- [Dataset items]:
********************

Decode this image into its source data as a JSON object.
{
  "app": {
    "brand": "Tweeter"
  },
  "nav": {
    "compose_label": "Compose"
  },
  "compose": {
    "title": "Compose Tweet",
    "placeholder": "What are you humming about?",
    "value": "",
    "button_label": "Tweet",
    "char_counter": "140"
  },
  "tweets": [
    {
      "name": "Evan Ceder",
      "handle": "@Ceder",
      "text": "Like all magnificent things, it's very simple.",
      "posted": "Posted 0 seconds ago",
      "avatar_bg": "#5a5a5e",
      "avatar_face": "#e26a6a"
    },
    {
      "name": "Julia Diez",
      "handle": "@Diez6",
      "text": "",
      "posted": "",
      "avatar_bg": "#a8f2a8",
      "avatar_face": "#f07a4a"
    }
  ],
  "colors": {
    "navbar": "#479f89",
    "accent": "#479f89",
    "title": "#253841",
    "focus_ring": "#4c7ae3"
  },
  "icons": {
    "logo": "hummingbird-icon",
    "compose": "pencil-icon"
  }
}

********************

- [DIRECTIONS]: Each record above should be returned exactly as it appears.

- [EXERCISE RESULT]:
Decode this image into its source data as a JSON object.
{
  "app": {
    "brand": "Tweeter"
  },
  "nav": {
    "compose_label": "Compose"
  },
  "compose": {
    "title": "Compose Tweet",
    "placeholder": "What are you humming about?",
    "value": "",
    "button_label": "Tweet",
    "char_counter": "140"
  },
  "tweets": [
    {
      "name": "Evan Ceder",
      "handle": "@Ceder",
      "text": "Like all magnificent things, it's very simple.",
      "posted": "Posted 0 seconds ago",
      "avatar_bg": "#5a5a5e",
      "avatar_face": "#e26a6a"
    },
    {
      "name": "Julia Diez",
      "handle": "@Diez6",
      "text": "",
      "posted": "",
      "avatar_bg": "#a8f2a8",
      "avatar_face": "#f07a4a"
    }
  ],
  "colors": {
    "navbar": "#479f89",
    "accent": "#479f89",
    "title": "#253841",
    "focus_ring": "#4c7ae3"
  },
  "icons": {
    "logo": "hummingbird-icon",
    "compose": "pencil-icon"
  }
}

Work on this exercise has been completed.